Step 7: Have students peer review each other’s scripts and rough cuts along the way:

As with any writing project, peer review of multimodal compositions can provide students with helpful insight into how their project is working, and where they may need to make adjustments.

When peer-reviewing podcasts, be specific and explicit about the form students’ feedback will take. Should students take notes as they listen, or afterwards? Should they timestamp their feedback? Should they write directly on scripts, or in a separate feedback document? If in-class peer review activities are planned, will students be able to listen to the piece they are reviewing during the class period? These questions depend on a number of factors, including class size and location.

For more on peer review, see Sweetland’s Using Peer Review to Improve Student Writing resource.


Step 8: Have students create final cuts:

Ask students to revise their podcasts, to the extent that they can, given the time and resources available, incorporating feedback they’ve received along the way.


Step 9: Assign a final reflection:

Because few students’ podcasts are likely to be at an expert level in the short time they have to create them, it can be useful to ask students to submit reflections with their final cuts. These reflections should explain and justify the rhetorical choices they made as they planned, researched, designed, executed, and revised their podcasts. In other words, this step asks students to make an evidence-based argument about what they were doing and how it met or didn’t meet their aims for the project. You can then use this reflection to inform your own assessment of their projects.

Some podcasts are presented online with supplementary materials such as behind the scenes audio clips, additional interviews, images, videos, and other forms of further reading/listening/viewing. Though these supplementary materials will likely need modification or adjustment for a classroom setting, they often model reflective practices, especially when podcast creators are interviewed or asked to discuss their creative processes. Asking students to imagine a “real world” role for their reflection in the production of their podcast can help students to feel invested in the reflection assignment.
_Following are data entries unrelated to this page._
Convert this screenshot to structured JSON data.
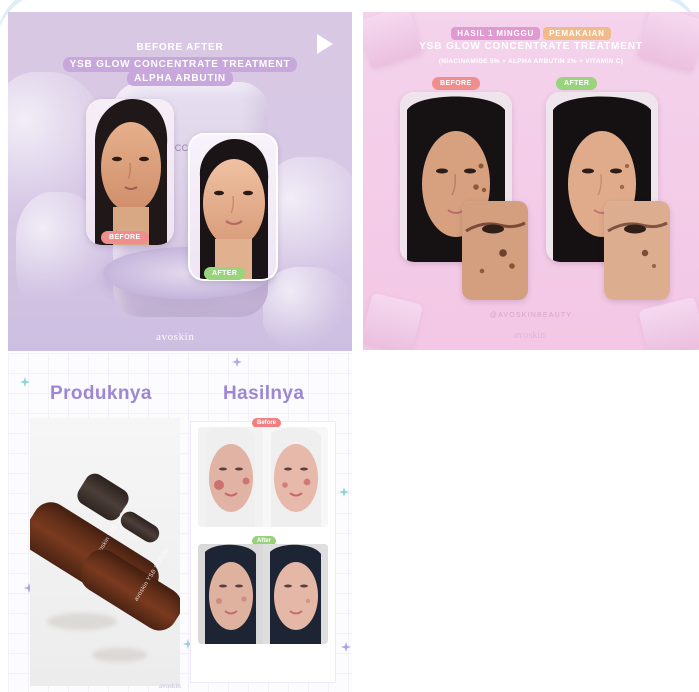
{
  "tiles": {
    "tile1": {
      "title_line_1": "BEFORE AFTER",
      "title_line_2": "YSB GLOW CONCENTRATE TREATMENT",
      "title_line_3": "ALPHA ARBUTIN",
      "jar_text": "YO\nCC\nTB\n3",
      "before_label": "BEFORE",
      "after_label": "AFTER",
      "brand": "avoskin",
      "play_icon": "play-icon"
    },
    "tile2": {
      "heading_tag_1": "HASIL 1 MINGGU",
      "heading_tag_2": "PEMAKAIAN",
      "heading_line_2": "YSB GLOW CONCENTRATE TREATMENT",
      "heading_line_3": "(NIACINAMIDE 5% + ALPHA ARBUTIN 2% + VITAMIN C)",
      "before_label": "BEFORE",
      "after_label": "AFTER",
      "footer_text": "@AVOSKINBEAUTY",
      "brand": "avoskin"
    },
    "tile3": {
      "left_title": "Produknya",
      "right_title": "Hasilnya",
      "before_label": "Before",
      "after_label": "After",
      "bottle_large_label": "avoskin\nYSB\nGLOW",
      "bottle_small_label": "avoskin\nYSB\nSERUM",
      "brand": "avoskin"
    }
  },
  "colors": {
    "lavender": "#d8c8e3",
    "pink": "#f3c7e5",
    "white": "#ffffff",
    "before_pill": "#f08e8e",
    "after_pill": "#99d47c",
    "purple_text": "#9d87d2"
  }
}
For more on reflection, see Sweetland’s Cultivating Reflection and Metacognition resource.


Step 10: Assessment:

As Step 9 suggests, assessing multimodal composition assignments presents special challenges--are you grading based on who made the best podcast, or whose podcast best reflects the learning goals of the class? Once again, we recommend using consistent terminology throughout this 10-step process; for example, you can crowdsource evaluative criteria from students’ analyses of podcasts in Step 2, use these criteria during peer review, and then use them again in a final assessment rubric. For a broader consideration of effective multimodal assessment practices, please see Sweetland’s Some Considerations for Multimodal Assessment resource.
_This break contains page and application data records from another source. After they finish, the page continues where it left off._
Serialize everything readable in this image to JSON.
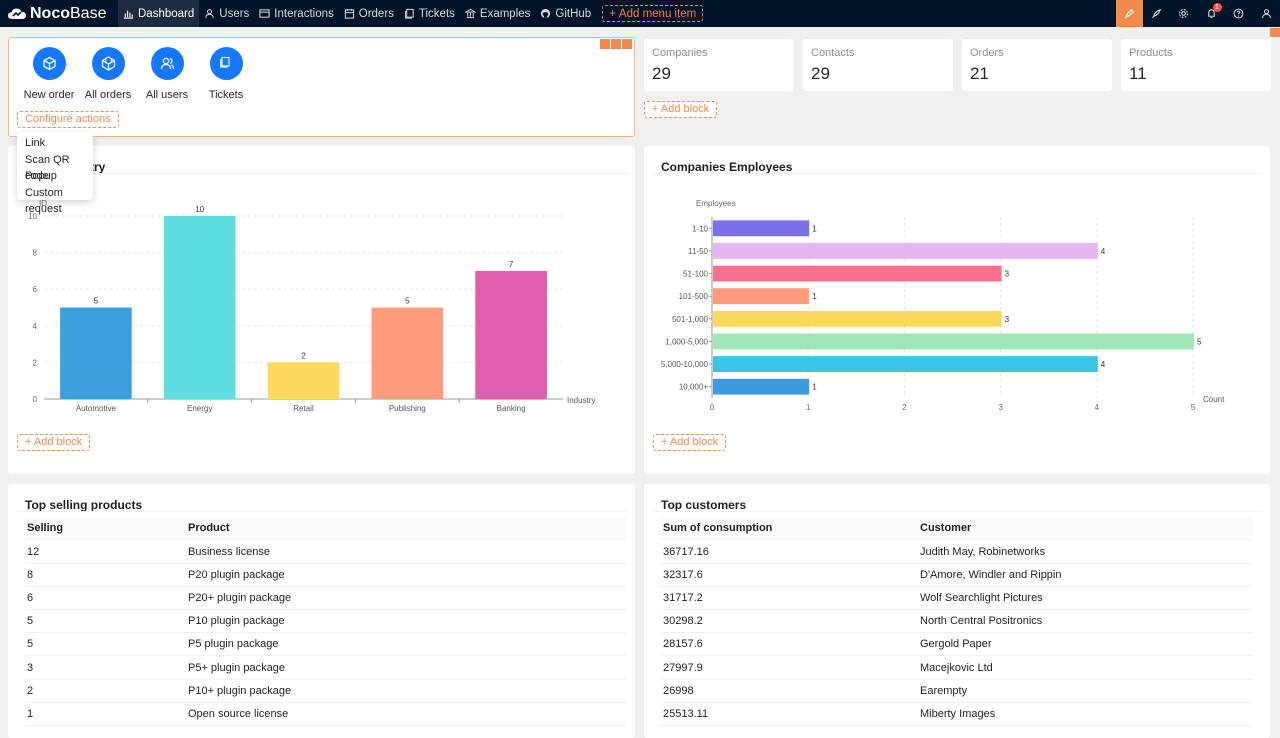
{
  "app": {
    "logo_bold": "Noco",
    "logo_rest": "Base"
  },
  "nav": [
    {
      "label": "Dashboard",
      "icon": "bar-chart-icon"
    },
    {
      "label": "Users",
      "icon": "user-icon"
    },
    {
      "label": "Interactions",
      "icon": "window-icon"
    },
    {
      "label": "Orders",
      "icon": "calendar-icon"
    },
    {
      "label": "Tickets",
      "icon": "copy-icon"
    },
    {
      "label": "Examples",
      "icon": "bank-icon"
    },
    {
      "label": "GitHub",
      "icon": "github-icon"
    }
  ],
  "add_menu_item": "Add menu item",
  "notifications_count": "1",
  "actions": [
    {
      "label": "New order",
      "icon": "cube-icon"
    },
    {
      "label": "All orders",
      "icon": "codesandbox-icon"
    },
    {
      "label": "All users",
      "icon": "users-icon"
    },
    {
      "label": "Tickets",
      "icon": "copy-icon"
    }
  ],
  "configure_actions": "Configure actions",
  "dropdown": [
    "Link",
    "Scan QR code",
    "Popup",
    "Custom request"
  ],
  "stats": [
    {
      "label": "Companies",
      "value": "29"
    },
    {
      "label": "Contacts",
      "value": "29"
    },
    {
      "label": "Orders",
      "value": "21"
    },
    {
      "label": "Products",
      "value": "11"
    }
  ],
  "add_block": "Add block",
  "chart_data": [
    {
      "type": "bar",
      "title_visible": "try",
      "ylabel": "ID",
      "xlabel": "Industry",
      "categories": [
        "Automotive",
        "Energy",
        "Retail",
        "Publishing",
        "Banking"
      ],
      "values": [
        5,
        10,
        2,
        5,
        7
      ],
      "ylim": [
        0,
        10
      ],
      "yticks": [
        0,
        2,
        4,
        6,
        8,
        10
      ],
      "colors": [
        "#3ba0dd",
        "#5edee0",
        "#fbd95c",
        "#fe9c7b",
        "#e05eae"
      ]
    },
    {
      "type": "bar",
      "orientation": "horizontal",
      "title": "Companies Employees",
      "ylabel": "Employees",
      "xlabel": "Count",
      "categories": [
        "1-10",
        "11-50",
        "51-100",
        "101-500",
        "501-1,000",
        "1,000-5,000",
        "5,000-10,000",
        "10,000+"
      ],
      "values": [
        1,
        4,
        3,
        1,
        3,
        5,
        4,
        1
      ],
      "xlim": [
        0,
        5
      ],
      "xticks": [
        0,
        1,
        2,
        3,
        4,
        5
      ],
      "colors": [
        "#7b71e6",
        "#e5b5f0",
        "#f6718f",
        "#fe9c7b",
        "#fbd95c",
        "#a0e6b7",
        "#3cc3e8",
        "#3b9bdc"
      ]
    }
  ],
  "top_products": {
    "title": "Top selling products",
    "headers": [
      "Selling",
      "Product"
    ],
    "rows": [
      [
        "12",
        "Business license"
      ],
      [
        "8",
        "P20 plugin package"
      ],
      [
        "6",
        "P20+ plugin package"
      ],
      [
        "5",
        "P10 plugin package"
      ],
      [
        "5",
        "P5 plugin package"
      ],
      [
        "3",
        "P5+ plugin package"
      ],
      [
        "2",
        "P10+ plugin package"
      ],
      [
        "1",
        "Open source license"
      ]
    ]
  },
  "top_customers": {
    "title": "Top customers",
    "headers": [
      "Sum of consumption",
      "Customer"
    ],
    "rows": [
      [
        "36717.16",
        "Judith May, Robinetworks"
      ],
      [
        "32317.6",
        "D'Amore, Windler and Rippin"
      ],
      [
        "31717.2",
        "Wolf Searchlight Pictures"
      ],
      [
        "30298.2",
        "North Central Positronics"
      ],
      [
        "28157.6",
        "Gergold Paper"
      ],
      [
        "27997.9",
        "Macejkovic Ltd"
      ],
      [
        "26998",
        "Earempty"
      ],
      [
        "25513.11",
        "Miberty Images"
      ]
    ]
  }
}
Further Reading

Bowie, Jennifer. “Rhetorical Roots and Media Future: How Podcasting Fits into the Computers and Writing Classroom.” Kairos: A Journal of Rhetoric, Technology, and Pedagogy, vol. 16, no. 2, Spring 2012,

Cordulack, Evan. “Four Mistakes I Made When Assigning Podcasts.” The Chronicle of Higher Education, 18 Jul 2012,

Rodrigue, Tanya K., et al. “Navigating The Soundscape, Composing With Audio.” Kairos: A Journal of Rhetoric, Technology, and Pedagogy, vol. 21, no. 1, Fall 2016,


(1) A note on terminology: podcasts vs. audio essays. A podcast is technically a means of distribution for a show that is “cast” (or streamed) online. Many podcases consist of one or more segments. The types of segments are often determined by the genre of the podcast; for example, a radio drama podcast might have a segment called an “audio story” or “audio fiction.” An “audio essay,” then, is a segment that its authors classify as an essay, perhaps because it includes research or makes an argument.

However, we found that many podcast creators, listeners and educators use the term “podcast” to refer to the segments or content of the podcast itself. So, for the purposes of this resource, we use the term “podcast” to refer to any kind of audio or sound essay you might have a student create.